_TASK TO CARRY OUT_. All lines from the entries below that contain the string "move" should be copied out.

_Excerpts from a dataset_.
------------------------------------------------

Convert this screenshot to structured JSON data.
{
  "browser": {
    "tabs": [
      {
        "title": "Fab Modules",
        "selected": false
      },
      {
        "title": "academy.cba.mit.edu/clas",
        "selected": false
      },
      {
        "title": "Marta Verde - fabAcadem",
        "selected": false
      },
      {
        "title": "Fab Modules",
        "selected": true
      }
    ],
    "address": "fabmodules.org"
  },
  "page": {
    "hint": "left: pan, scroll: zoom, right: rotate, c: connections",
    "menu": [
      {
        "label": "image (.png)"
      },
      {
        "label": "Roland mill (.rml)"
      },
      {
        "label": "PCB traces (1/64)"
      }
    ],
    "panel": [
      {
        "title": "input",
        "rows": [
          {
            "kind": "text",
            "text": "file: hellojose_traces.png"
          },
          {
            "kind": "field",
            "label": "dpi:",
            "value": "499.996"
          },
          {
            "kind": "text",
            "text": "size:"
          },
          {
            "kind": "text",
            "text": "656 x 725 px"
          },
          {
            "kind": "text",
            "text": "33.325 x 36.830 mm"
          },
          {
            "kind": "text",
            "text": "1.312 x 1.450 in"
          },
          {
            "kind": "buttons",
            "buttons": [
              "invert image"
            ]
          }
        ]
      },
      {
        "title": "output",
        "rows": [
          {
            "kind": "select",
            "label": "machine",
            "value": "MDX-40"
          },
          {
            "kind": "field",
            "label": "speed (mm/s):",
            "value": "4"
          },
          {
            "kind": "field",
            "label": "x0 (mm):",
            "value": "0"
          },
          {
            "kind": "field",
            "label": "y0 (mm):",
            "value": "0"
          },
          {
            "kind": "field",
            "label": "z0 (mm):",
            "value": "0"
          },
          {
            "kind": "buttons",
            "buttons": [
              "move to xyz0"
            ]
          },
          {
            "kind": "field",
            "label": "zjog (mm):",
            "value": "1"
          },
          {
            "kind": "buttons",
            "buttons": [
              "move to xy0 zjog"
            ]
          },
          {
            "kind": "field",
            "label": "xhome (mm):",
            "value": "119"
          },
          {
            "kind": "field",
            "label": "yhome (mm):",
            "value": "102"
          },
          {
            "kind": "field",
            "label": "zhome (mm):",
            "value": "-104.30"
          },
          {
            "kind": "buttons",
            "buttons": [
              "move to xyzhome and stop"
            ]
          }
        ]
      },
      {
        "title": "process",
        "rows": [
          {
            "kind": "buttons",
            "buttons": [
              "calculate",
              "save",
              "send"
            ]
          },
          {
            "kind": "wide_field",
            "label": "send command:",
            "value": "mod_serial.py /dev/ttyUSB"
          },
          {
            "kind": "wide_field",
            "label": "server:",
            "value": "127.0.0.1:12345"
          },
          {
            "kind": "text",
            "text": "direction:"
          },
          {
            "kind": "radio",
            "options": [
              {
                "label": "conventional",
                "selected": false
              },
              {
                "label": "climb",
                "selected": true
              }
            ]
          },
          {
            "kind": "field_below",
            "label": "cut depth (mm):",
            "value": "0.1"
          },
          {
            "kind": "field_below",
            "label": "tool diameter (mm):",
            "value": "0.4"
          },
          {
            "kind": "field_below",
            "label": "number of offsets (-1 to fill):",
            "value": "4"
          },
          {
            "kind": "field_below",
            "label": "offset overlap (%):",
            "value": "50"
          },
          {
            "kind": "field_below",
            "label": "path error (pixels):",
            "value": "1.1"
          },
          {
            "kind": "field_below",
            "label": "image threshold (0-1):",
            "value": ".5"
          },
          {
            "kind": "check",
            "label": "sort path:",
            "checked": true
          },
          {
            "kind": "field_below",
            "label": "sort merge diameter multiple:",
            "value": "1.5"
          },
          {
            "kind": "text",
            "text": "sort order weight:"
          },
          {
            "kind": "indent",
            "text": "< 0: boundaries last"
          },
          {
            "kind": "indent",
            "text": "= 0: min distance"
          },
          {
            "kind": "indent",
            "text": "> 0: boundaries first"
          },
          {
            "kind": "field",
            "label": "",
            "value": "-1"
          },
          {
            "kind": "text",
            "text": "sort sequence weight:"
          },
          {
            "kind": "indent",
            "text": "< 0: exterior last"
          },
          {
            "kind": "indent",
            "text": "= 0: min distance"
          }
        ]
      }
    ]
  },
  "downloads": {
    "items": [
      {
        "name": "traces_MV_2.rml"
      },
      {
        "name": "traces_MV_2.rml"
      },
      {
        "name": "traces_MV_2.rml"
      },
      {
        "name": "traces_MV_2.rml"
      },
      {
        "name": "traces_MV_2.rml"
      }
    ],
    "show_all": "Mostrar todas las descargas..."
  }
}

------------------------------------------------

_PROBLEM SOLUTION_.
              "move to xyz0"
              "move to xy0 zjog"
              "move to xyzhome and stop"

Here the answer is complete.